As in January, the new federal data showed dramatic disparitie­s based on region and race.

In the South, slightly more than half of all fourth graders were learning entirely at school in February, an uptick from the month before. In the same period, by contrast, the Northeast saw a decrease in the rate of students learning in the classroom five days a week, from 23% to 19%.

Overall, more than a third of students in the South and Midwest were learning entirely at school, compared with less than a quarter in the West and Northeast, according to the survey.

White students continued to be far more likely to be back in the classroom, with 52% of white fourth graders receiving full-time, in-person instructio­n. By contrast, less than a third of Black and Hispanic fourth graders were back at school full time, along with just 15% of Asian students.

The results do not indicate whether students are learning remotely by choice or because their schools do not offer an in-person option. The mismatch between what schools are offering and what students are getting is at least partly explained by big urban districts that have been slow to offer in-person options. But it’s clear that at least some students are opting to stay remote even after their schools reopen classrooms.

In New Mexico, where all school districts were expected to be open for in-person learning this week, some students stayed back. Among them was 14-year-old Jonathan Chilton, a freshman in Santa Fe, who watched class from his laptop Tuesday while around half of his district attended in-person. He was reconsider­ing his choice, though, after dealing with internet issues and a teacher who was split between two audiences.

“Before it was like — she was just sitting down and talking to everyone,” Jonathan said. “We try to understand what she’s saying sometimes because, like, it lags when she’s in the classroom.”

Coronaviru­s vaccines have not been approved for children under 16.

The survey’s findings around race align with previous findings from some of the nation’s largest school districts, where Black students have returned at far lower rates than their white classmates — a disparity that’s believed to come down at least partly to trust. Advocates say more must be done to convince parents that their children will be safe in school, especially Black families who have been disproport­ionately affected by the coronaviru­s.

The Education Department saw a glimmer of hope in a slight increase among Black students learning fully in-person. From January to February, the rate ticked up from 28% to 30%.

 ?? ANDREW RUSH/PITTSBURGH POST-GAZETTE ?? Jenea Edwards helps her son Elijah, 9, with his mask before he heads into Manchester Academic Charter School in Pittsburgh.
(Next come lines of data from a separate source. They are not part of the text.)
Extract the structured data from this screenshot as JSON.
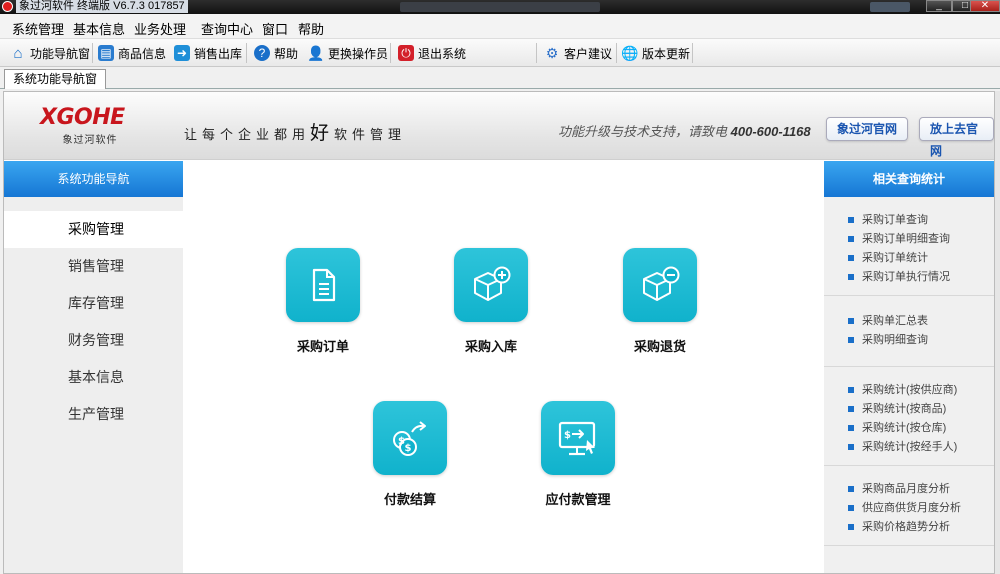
{
  "window": {
    "title": "象过河软件   终端版 V6.7.3   017857"
  },
  "menu": [
    "系统管理",
    "基本信息",
    "业务处理",
    "查询中心",
    "窗口",
    "帮助"
  ],
  "toolbar": [
    {
      "label": "功能导航窗",
      "icon": "home-icon"
    },
    {
      "label": "商品信息",
      "icon": "product-icon"
    },
    {
      "label": "销售出库",
      "icon": "sales-out-icon"
    },
    {
      "label": "帮助",
      "icon": "help-icon"
    },
    {
      "label": "更换操作员",
      "icon": "switch-user-icon"
    },
    {
      "label": "退出系统",
      "icon": "exit-icon"
    },
    {
      "label": "客户建议",
      "icon": "suggestion-icon"
    },
    {
      "label": "版本更新",
      "icon": "update-icon"
    }
  ],
  "tab": {
    "label": "系统功能导航窗"
  },
  "header": {
    "logo": "XGOHE",
    "logo_sub": "象过河软件",
    "slogan_pre": "让每个企业都用",
    "slogan_big": "好",
    "slogan_post": "软件管理",
    "support_text": "功能升级与技术支持，请致电",
    "support_phone": "400-600-1168",
    "btn_official": "象过河官网",
    "btn_goto": "放上去官网"
  },
  "left_nav": {
    "title": "系统功能导航",
    "items": [
      "采购管理",
      "销售管理",
      "库存管理",
      "财务管理",
      "基本信息",
      "生产管理"
    ],
    "active": "采购管理"
  },
  "tiles": [
    {
      "label": "采购订单",
      "icon": "document-icon"
    },
    {
      "label": "采购入库",
      "icon": "box-plus-icon"
    },
    {
      "label": "采购退货",
      "icon": "box-minus-icon"
    },
    {
      "label": "付款结算",
      "icon": "coins-transfer-icon"
    },
    {
      "label": "应付款管理",
      "icon": "monitor-payment-icon"
    }
  ],
  "right_panel": {
    "title": "相关查询统计",
    "groups": [
      [
        "采购订单查询",
        "采购订单明细查询",
        "采购订单统计",
        "采购订单执行情况"
      ],
      [
        "采购单汇总表",
        "采购明细查询"
      ],
      [
        "采购统计(按供应商)",
        "采购统计(按商品)",
        "采购统计(按仓库)",
        "采购统计(按经手人)"
      ],
      [
        "采购商品月度分析",
        "供应商供货月度分析",
        "采购价格趋势分析"
      ]
    ]
  },
  "colors": {
    "accent_blue": "#1676d4",
    "tile_cyan": "#10b2cc",
    "logo_red": "#c8161d"
  }
}
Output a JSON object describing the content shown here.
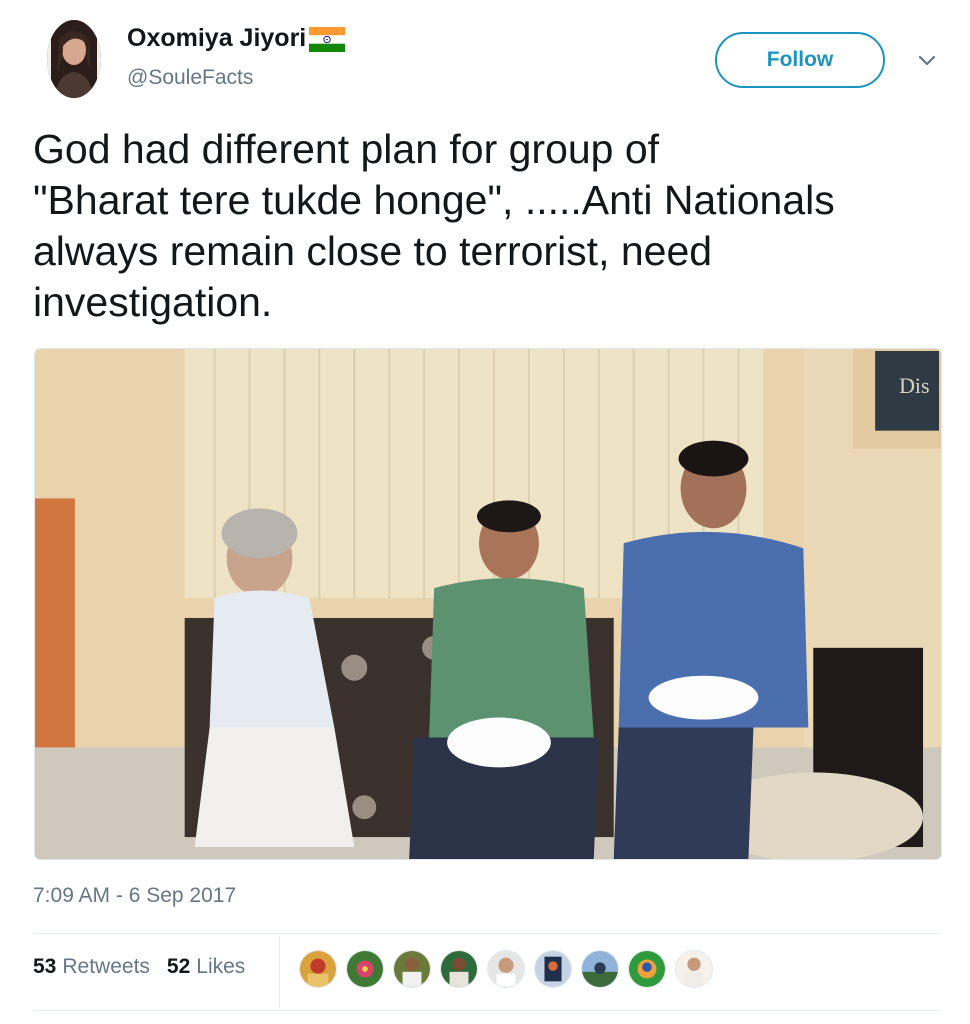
{
  "user": {
    "display_name": "Oxomiya Jiyori",
    "handle": "@SouleFacts",
    "flag_icon": "india-flag-icon"
  },
  "follow_label": "Follow",
  "tweet": {
    "line1": "God had different plan for group of",
    "line2": "\"Bharat tere tukde honge\", .....Anti Nationals",
    "line3": "always remain close to terrorist, need",
    "line4": "investigation."
  },
  "media": {
    "sign_text": "Dis"
  },
  "timestamp": "7:09 AM - 6 Sep 2017",
  "stats": {
    "retweets_count": "53",
    "retweets_label": "Retweets",
    "likes_count": "52",
    "likes_label": "Likes"
  },
  "colors": {
    "accent": "#1b95c0",
    "secondary_text": "#657786",
    "primary_text": "#14171a"
  }
}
March 29 was the first day of in-person learning via a hybrid schedule.
ANDREW RUSH/PITTSBURGH POST-GAZETTE Jenea Edwards helps her son Elijah, 9, with his mask before he heads into Manchester Academic Charter School in Pittsburgh. March 29 was the first day of in-person learning via a hybrid schedule.

Newspapers in English

Newspapers from USA